The test in question is known as the 3T3 Phototoxicity assay, which measures a chemical's potential to cause harm after exposure to light.
The Institute for In Vitro Sciences (IIVS), CFDA and its subsidiary body, the National Institute for Food and Drug Control (NIFDC), which has regulatory authority over cosmetics in China, have been working together for several years under a scientific cooperation agreement around the use of non-animal (in vitro) methods for safety assessments. Recently, IIVS has been working within China on an inter-laboratory evaluation of an in vitro test for sunlight-induced "phototoxicity"--the 3T3 Neutral Red Uptake Phototoxicity Test. The CFDA's decision to approve this method is in line with its ongoing efforts to update its cosmetics regulations to further align China's regulatory framework with those of key international trading partners.
With an estimated 350,000 or more animals used in 2015 to meet Chinese pre-market test requirements for finished cosmetics, acceptance of these and other alternative test methods for cosmetics is a significant move forward. However, it is important for our continued progress in China that we do not overstate what the acceptance of such test methods might mean.
The acceptance of in vitro methods will not suddenly open the doors for cruelty-free brands to be sold in China or for multinationals--who already sell in China--to end their animal testing in China.
CFDA acceptance of the 3T3 NRU phototoxicity test will have little impact on animal testing for imported cosmetics, which are subject to testing for eye irritation and skin irritation-not phototoxicity. For special-use cosmetics that would otherwise be subject to animal testing for phototoxicity, there may be a small reduction in animal use; however, this is only one of a number of required tests, and until alternative methods gain acceptance in China for all relevant test areas, animal use will unfortunately continue at a high level.
Make no mistake, being able to use data from an alternative test in a Chinese safety assessment is a massive step forward; however, until China changes its rules about mandatory animal testing, the acceptance of such alternative test data will not immediately impact the ability of cruelty-free brands to sell in China. Nor will it remove the possibility of post-market animal testing by provincial FDAs, which may conduct other toxicological animal tests or may not have the capacity to use or choose not to use the alternative method.

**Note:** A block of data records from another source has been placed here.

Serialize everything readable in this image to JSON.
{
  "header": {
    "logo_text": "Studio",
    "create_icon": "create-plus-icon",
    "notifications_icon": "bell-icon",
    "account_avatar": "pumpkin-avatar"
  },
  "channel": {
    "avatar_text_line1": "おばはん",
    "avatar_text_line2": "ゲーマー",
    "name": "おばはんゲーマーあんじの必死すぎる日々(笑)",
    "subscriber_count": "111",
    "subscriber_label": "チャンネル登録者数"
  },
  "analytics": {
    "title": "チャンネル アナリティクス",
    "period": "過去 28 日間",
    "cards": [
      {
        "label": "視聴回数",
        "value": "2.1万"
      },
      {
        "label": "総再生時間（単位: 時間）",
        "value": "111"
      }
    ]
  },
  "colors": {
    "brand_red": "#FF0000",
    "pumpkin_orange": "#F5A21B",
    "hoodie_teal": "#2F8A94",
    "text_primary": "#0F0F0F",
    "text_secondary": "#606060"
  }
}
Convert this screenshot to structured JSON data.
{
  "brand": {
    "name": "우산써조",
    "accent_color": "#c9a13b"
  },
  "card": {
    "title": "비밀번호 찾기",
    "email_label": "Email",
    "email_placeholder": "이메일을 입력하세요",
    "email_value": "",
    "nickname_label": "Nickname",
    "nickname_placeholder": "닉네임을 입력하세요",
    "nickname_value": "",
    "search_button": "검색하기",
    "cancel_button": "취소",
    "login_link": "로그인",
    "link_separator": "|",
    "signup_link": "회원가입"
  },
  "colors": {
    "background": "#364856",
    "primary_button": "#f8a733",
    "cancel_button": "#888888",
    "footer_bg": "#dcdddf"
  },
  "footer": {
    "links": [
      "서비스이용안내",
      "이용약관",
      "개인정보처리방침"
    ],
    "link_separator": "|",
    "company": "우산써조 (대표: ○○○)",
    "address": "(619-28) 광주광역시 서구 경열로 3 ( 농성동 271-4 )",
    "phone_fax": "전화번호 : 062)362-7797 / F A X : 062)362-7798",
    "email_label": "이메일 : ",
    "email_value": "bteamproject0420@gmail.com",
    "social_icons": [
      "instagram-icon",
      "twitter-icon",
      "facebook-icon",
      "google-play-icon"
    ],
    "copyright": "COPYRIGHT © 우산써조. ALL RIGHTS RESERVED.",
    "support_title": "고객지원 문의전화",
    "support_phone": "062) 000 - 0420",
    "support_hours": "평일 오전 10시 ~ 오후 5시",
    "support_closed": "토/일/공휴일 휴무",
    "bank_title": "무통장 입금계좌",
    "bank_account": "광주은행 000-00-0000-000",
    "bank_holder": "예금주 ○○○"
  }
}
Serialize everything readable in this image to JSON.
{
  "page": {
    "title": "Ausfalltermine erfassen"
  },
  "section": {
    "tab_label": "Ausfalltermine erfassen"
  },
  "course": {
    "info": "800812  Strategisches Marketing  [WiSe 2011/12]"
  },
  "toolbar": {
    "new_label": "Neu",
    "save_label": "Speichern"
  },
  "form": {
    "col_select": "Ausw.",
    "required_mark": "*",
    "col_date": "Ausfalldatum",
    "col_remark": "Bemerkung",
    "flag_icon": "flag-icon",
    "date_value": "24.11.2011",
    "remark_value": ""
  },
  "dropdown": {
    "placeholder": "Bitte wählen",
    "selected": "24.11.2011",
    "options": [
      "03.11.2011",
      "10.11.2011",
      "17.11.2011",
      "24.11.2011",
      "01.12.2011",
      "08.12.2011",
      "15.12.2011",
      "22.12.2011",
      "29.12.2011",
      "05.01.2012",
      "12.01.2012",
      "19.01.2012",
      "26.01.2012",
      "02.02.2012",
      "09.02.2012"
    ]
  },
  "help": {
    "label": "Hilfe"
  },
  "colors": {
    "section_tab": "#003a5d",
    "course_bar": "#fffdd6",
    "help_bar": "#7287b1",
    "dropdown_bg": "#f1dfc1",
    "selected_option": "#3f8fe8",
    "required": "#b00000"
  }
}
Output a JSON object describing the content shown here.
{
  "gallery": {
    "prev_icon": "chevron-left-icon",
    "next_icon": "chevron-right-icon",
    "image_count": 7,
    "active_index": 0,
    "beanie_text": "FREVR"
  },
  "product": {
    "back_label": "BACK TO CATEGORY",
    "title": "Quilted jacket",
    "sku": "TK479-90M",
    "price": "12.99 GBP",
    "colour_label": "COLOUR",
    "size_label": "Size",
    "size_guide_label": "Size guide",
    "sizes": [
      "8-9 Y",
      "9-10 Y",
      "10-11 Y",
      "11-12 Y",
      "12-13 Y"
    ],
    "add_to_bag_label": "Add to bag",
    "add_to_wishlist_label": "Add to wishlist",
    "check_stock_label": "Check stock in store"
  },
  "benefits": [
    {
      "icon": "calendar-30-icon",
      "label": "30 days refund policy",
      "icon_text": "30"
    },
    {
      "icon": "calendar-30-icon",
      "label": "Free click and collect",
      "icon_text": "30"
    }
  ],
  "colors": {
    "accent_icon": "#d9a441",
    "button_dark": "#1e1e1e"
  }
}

Humane Society International has been hard at work on the ground in China to facilitate a shift in CFDA policy regarding both the acceptance of alternative tests and the removal of animal testing requirements. Since 2014 we've supported IIVS and our Chinese partners with more than $200,000 in grant funding for sponsorship of alternatives conferences and educational text books, continuing education, hands-on training, and more. HSI scientists also co-authored two chapters to the academic text Toxicity Testing Strategy in the 21st Century: Principles and Practices, the first of its kind in China.
And we're not stopping there. Earlier this year we signed a Memorandum of Understanding with Guangzhou CHN-ALT Biotech Co. Ltd. to collaborate on a wide range of exciting educational projects focused on cosmetic safety testing to promote modern, non-animal techniques in China, including expansion of China's only authorized website for alternative methods, vitrotox.com.
Our work in China is slowly coming to fruition, but we've not yet consigned cosmetics animal testing to the history books. We're working hard to continue the necessary pressure to facilitate further change and end cosmetics cruelty worldwide, once and for all. Hundreds of thousands of suffering animals depend on it.Suggest a correction